▶ _Collection entries_

========================

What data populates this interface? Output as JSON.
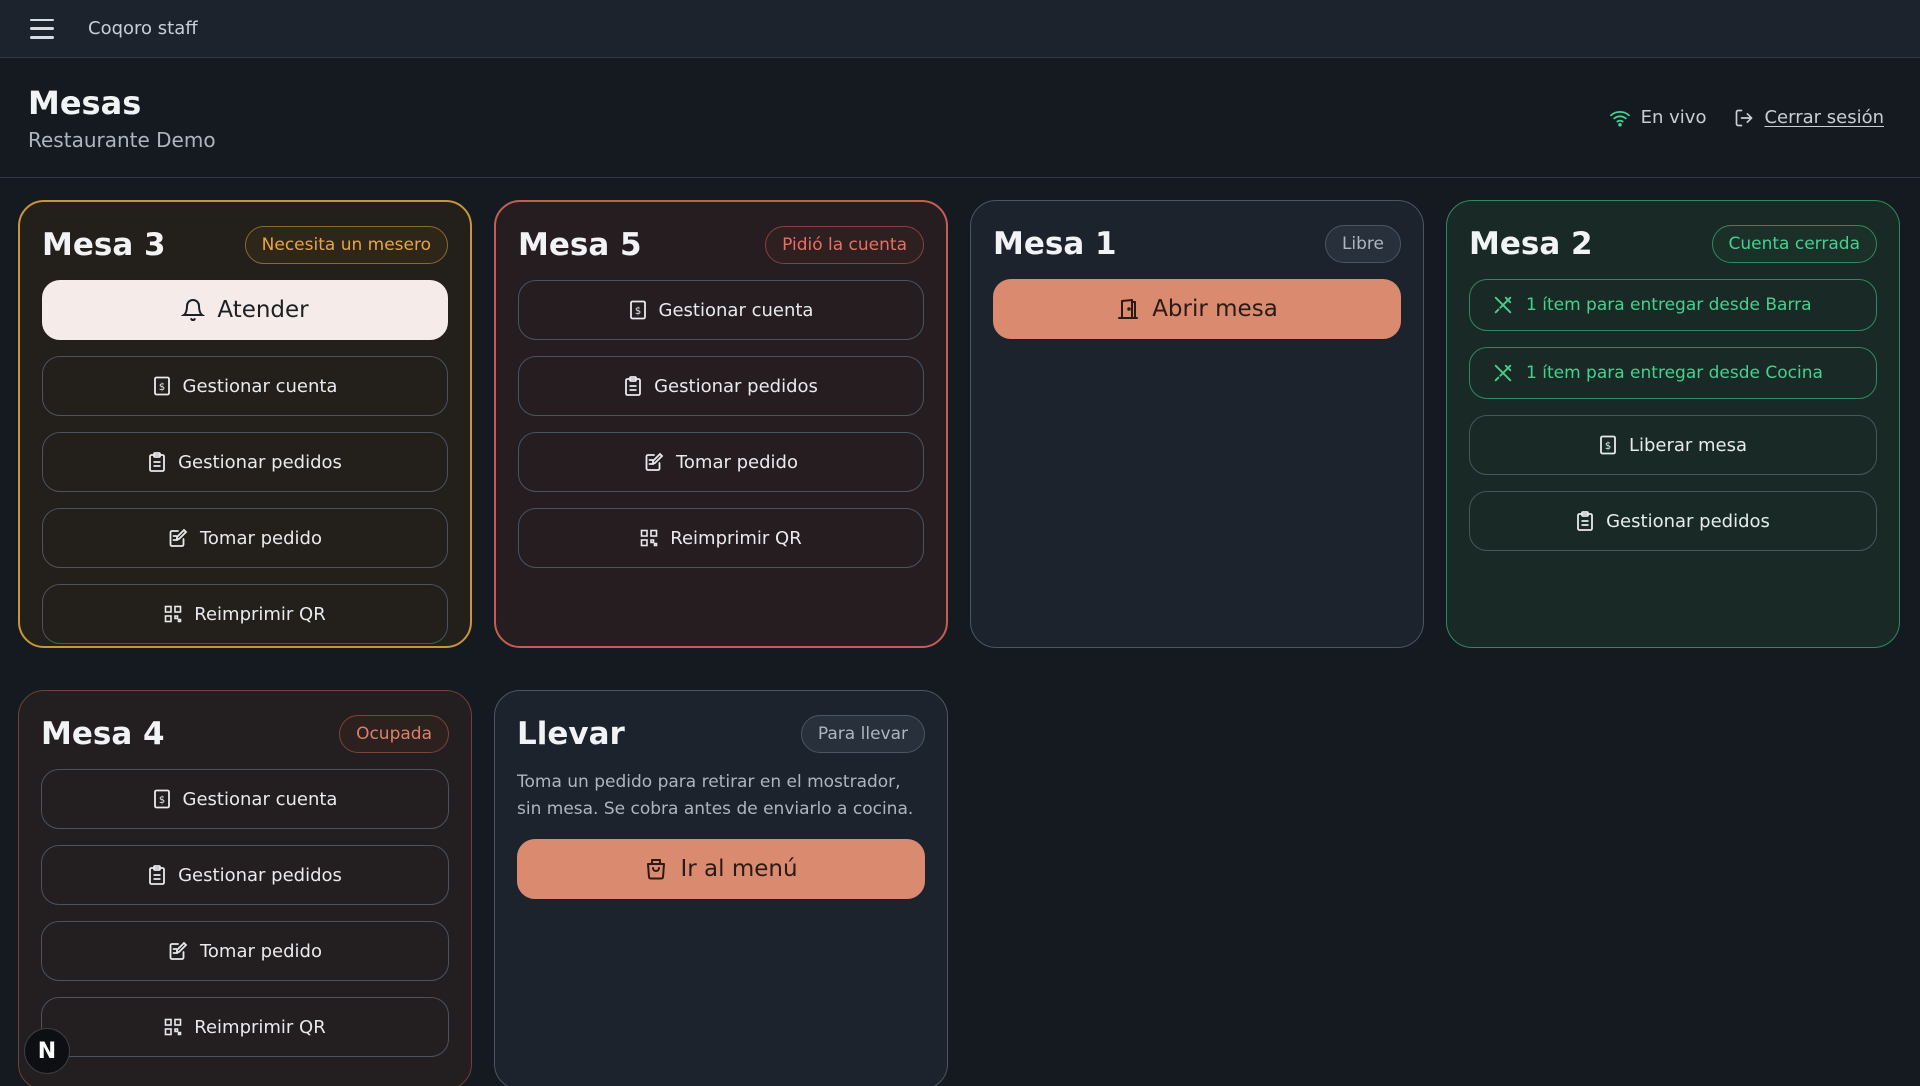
{
  "app": {
    "brand": "Coqoro staff"
  },
  "header": {
    "title": "Mesas",
    "subtitle": "Restaurante Demo",
    "live_label": "En vivo",
    "logout_label": "Cerrar sesión"
  },
  "tables": [
    {
      "name": "Mesa 3",
      "status": "Necesita un mesero",
      "actions": [
        "Atender",
        "Gestionar cuenta",
        "Gestionar pedidos",
        "Tomar pedido",
        "Reimprimir QR"
      ]
    },
    {
      "name": "Mesa 5",
      "status": "Pidió la cuenta",
      "actions": [
        "Gestionar cuenta",
        "Gestionar pedidos",
        "Tomar pedido",
        "Reimprimir QR"
      ]
    },
    {
      "name": "Mesa 1",
      "status": "Libre",
      "actions": [
        "Abrir mesa"
      ]
    },
    {
      "name": "Mesa 2",
      "status": "Cuenta cerrada",
      "deliveries": [
        "1 ítem para entregar desde Barra",
        "1 ítem para entregar desde Cocina"
      ],
      "actions": [
        "Liberar mesa",
        "Gestionar pedidos"
      ]
    },
    {
      "name": "Mesa 4",
      "status": "Ocupada",
      "actions": [
        "Gestionar cuenta",
        "Gestionar pedidos",
        "Tomar pedido",
        "Reimprimir QR"
      ]
    }
  ],
  "takeaway": {
    "name": "Llevar",
    "status": "Para llevar",
    "description": "Toma un pedido para retirar en el mostrador, sin mesa. Se cobra antes de enviarlo a cocina.",
    "action": "Ir al menú"
  },
  "devtools_badge": "N",
  "colors": {
    "needs_waiter": "#d9a23a",
    "asked_bill": "#d9665a",
    "free": "#4a5565",
    "closed": "#2e9a66",
    "occupied": "#b0644a",
    "accent": "#d98a6f"
  }
}
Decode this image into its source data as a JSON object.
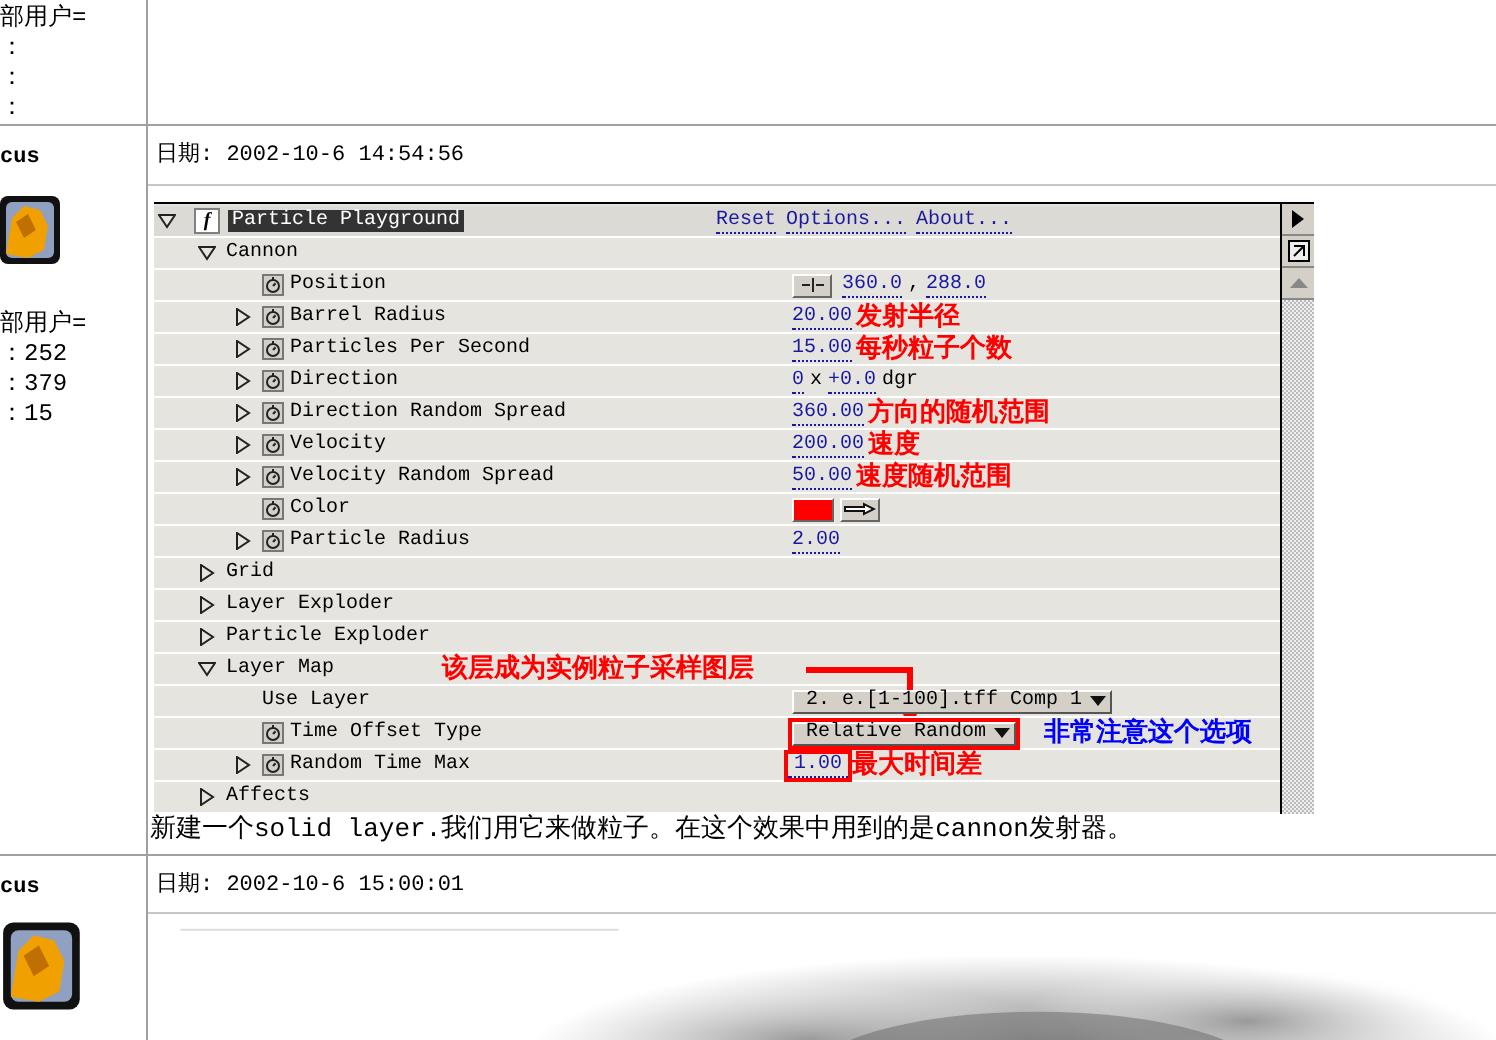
{
  "top_user": {
    "group": "部用户=",
    "stats": [
      "：",
      "：",
      "："
    ]
  },
  "posts": [
    {
      "user": {
        "name": "cus",
        "group": "部用户=",
        "stats": [
          "：252",
          "：379",
          "：15"
        ]
      },
      "date": "日期: 2002-10-6 14:54:56",
      "effect": {
        "title": "Particle Playground",
        "expanded": true,
        "switch": {
          "glyph": "f",
          "on": true
        },
        "links": [
          "Reset",
          "Options...",
          "About..."
        ],
        "properties": [
          {
            "label": "Cannon",
            "expanded": true,
            "stopwatch": false,
            "children": [
              {
                "label": "Position",
                "stopwatch": true,
                "kind": "point",
                "values": [
                  "360.0",
                  "288.0"
                ],
                "separator": ","
              },
              {
                "label": "Barrel Radius",
                "expanded": false,
                "stopwatch": true,
                "kind": "number",
                "value": "20.00",
                "note": {
                  "text": "发射半径",
                  "color": "#ff0000"
                }
              },
              {
                "label": "Particles Per Second",
                "expanded": false,
                "stopwatch": true,
                "kind": "number",
                "value": "15.00",
                "note": {
                  "text": "每秒粒子个数",
                  "color": "#ff0000"
                }
              },
              {
                "label": "Direction",
                "expanded": false,
                "stopwatch": true,
                "kind": "angle",
                "values": [
                  "0",
                  "+0.0"
                ],
                "separator": "x",
                "unit": "dgr"
              },
              {
                "label": "Direction Random Spread",
                "expanded": false,
                "stopwatch": true,
                "kind": "number",
                "value": "360.00",
                "note": {
                  "text": "方向的随机范围",
                  "color": "#ff0000"
                }
              },
              {
                "label": "Velocity",
                "expanded": false,
                "stopwatch": true,
                "kind": "number",
                "value": "200.00",
                "note": {
                  "text": "速度",
                  "color": "#ff0000"
                }
              },
              {
                "label": "Velocity Random Spread",
                "expanded": false,
                "stopwatch": true,
                "kind": "number",
                "value": "50.00",
                "note": {
                  "text": "速度随机范围",
                  "color": "#ff0000"
                }
              },
              {
                "label": "Color",
                "stopwatch": true,
                "kind": "color",
                "color": "#ff0000"
              },
              {
                "label": "Particle Radius",
                "expanded": false,
                "stopwatch": true,
                "kind": "number",
                "value": "2.00"
              }
            ]
          },
          {
            "label": "Grid",
            "expanded": false,
            "stopwatch": false
          },
          {
            "label": "Layer Exploder",
            "expanded": false,
            "stopwatch": false
          },
          {
            "label": "Particle Exploder",
            "expanded": false,
            "stopwatch": false
          },
          {
            "label": "Layer Map",
            "expanded": true,
            "stopwatch": false,
            "callout": "该层成为实例粒子采样图层",
            "children": [
              {
                "label": "Use Layer",
                "stopwatch": false,
                "kind": "dropdown",
                "value": "2. e.[1-100].tff Comp 1",
                "boxed": false
              },
              {
                "label": "Time Offset Type",
                "stopwatch": true,
                "kind": "dropdown",
                "value": "Relative Random",
                "boxed": true,
                "note": {
                  "text": "非常注意这个选项",
                  "color": "#0000ff"
                }
              },
              {
                "label": "Random Time Max",
                "expanded": false,
                "stopwatch": true,
                "kind": "number",
                "value": "1.00",
                "boxed": true,
                "note": {
                  "text": "最大时间差",
                  "color": "#ff0000"
                }
              }
            ]
          },
          {
            "label": "Affects",
            "expanded": false,
            "stopwatch": false
          }
        ]
      },
      "caption": "新建一个solid layer.我们用它来做粒子。在这个效果中用到的是cannon发射器。"
    },
    {
      "user": {
        "name": "cus"
      },
      "date": "日期: 2002-10-6 15:00:01"
    }
  ]
}
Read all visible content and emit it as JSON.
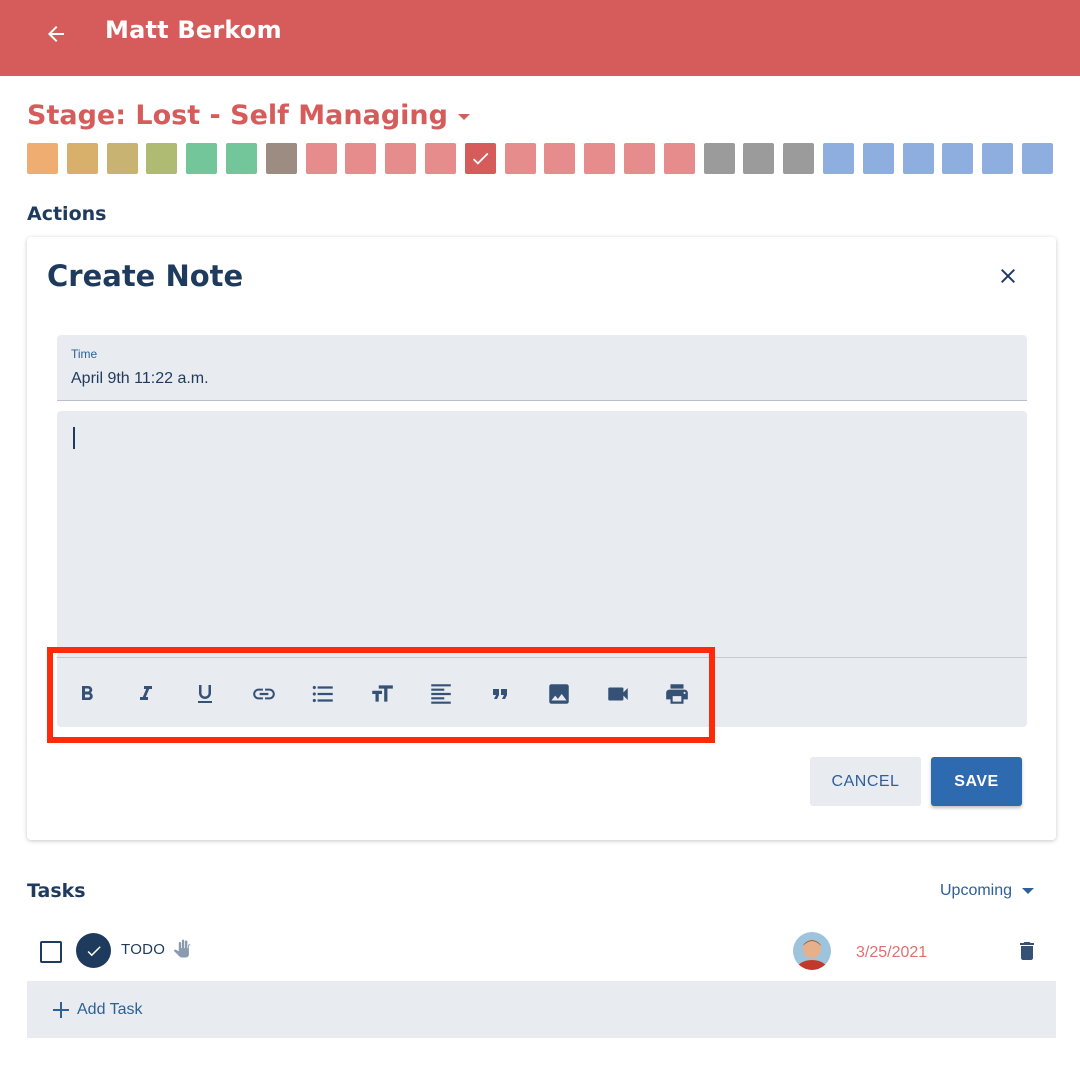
{
  "header": {
    "title": "Matt Berkom",
    "accent": "#d65c5c"
  },
  "stage": {
    "label": "Stage: Lost - Self Managing",
    "selected_index": 11,
    "swatch_colors": [
      "#f0ad72",
      "#d9b06b",
      "#c8b373",
      "#afbb72",
      "#73c69a",
      "#73c69a",
      "#9c8c82",
      "#e68c8c",
      "#e68c8c",
      "#e68c8c",
      "#e68c8c",
      "#d65c5c",
      "#e68c8c",
      "#e68c8c",
      "#e68c8c",
      "#e68c8c",
      "#e68c8c",
      "#9b9b9b",
      "#9b9b9b",
      "#9b9b9b",
      "#8faee0",
      "#8faee0",
      "#8faee0",
      "#8faee0",
      "#8faee0",
      "#8faee0"
    ]
  },
  "actions": {
    "section_title": "Actions",
    "card": {
      "title": "Create Note",
      "time_label": "Time",
      "time_value": "April 9th 11:22 a.m.",
      "toolbar": [
        {
          "icon": "bold-icon"
        },
        {
          "icon": "italic-icon"
        },
        {
          "icon": "underline-icon"
        },
        {
          "icon": "link-icon"
        },
        {
          "icon": "bulleted-list-icon"
        },
        {
          "icon": "text-size-icon"
        },
        {
          "icon": "align-left-icon"
        },
        {
          "icon": "quote-icon"
        },
        {
          "icon": "image-icon"
        },
        {
          "icon": "video-icon"
        },
        {
          "icon": "print-icon"
        }
      ],
      "cancel_label": "CANCEL",
      "save_label": "SAVE"
    }
  },
  "tasks": {
    "section_title": "Tasks",
    "filter_label": "Upcoming",
    "items": [
      {
        "label": "TODO",
        "date": "3/25/2021"
      }
    ],
    "add_label": "Add Task"
  }
}
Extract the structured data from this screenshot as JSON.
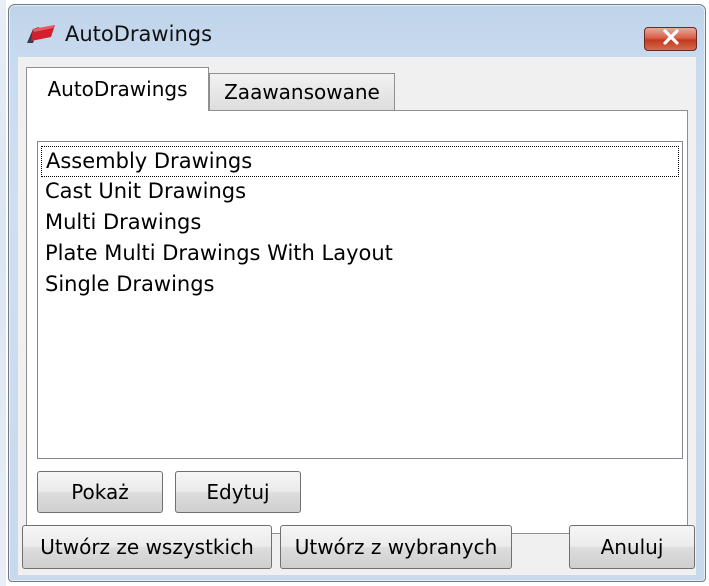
{
  "window": {
    "title": "AutoDrawings",
    "close_icon": "close-icon"
  },
  "tabs": [
    {
      "label": "AutoDrawings",
      "active": true
    },
    {
      "label": "Zaawansowane",
      "active": false
    }
  ],
  "list": {
    "items": [
      "Assembly Drawings",
      "Cast Unit Drawings",
      "Multi Drawings",
      "Plate Multi Drawings With Layout",
      "Single Drawings"
    ],
    "focused_index": 0
  },
  "panel_buttons": {
    "show": "Pokaż",
    "edit": "Edytuj"
  },
  "footer_buttons": {
    "create_all": "Utwórz ze wszystkich",
    "create_selected": "Utwórz z wybranych",
    "cancel": "Anuluj"
  },
  "colors": {
    "title_bar": "#c9dbef",
    "close_button": "#c94a32",
    "app_icon_red": "#d2202f",
    "app_icon_dark": "#3a3a4a"
  }
}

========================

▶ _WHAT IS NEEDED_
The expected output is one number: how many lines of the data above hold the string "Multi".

▶ _FINISHED EXERCISE_
2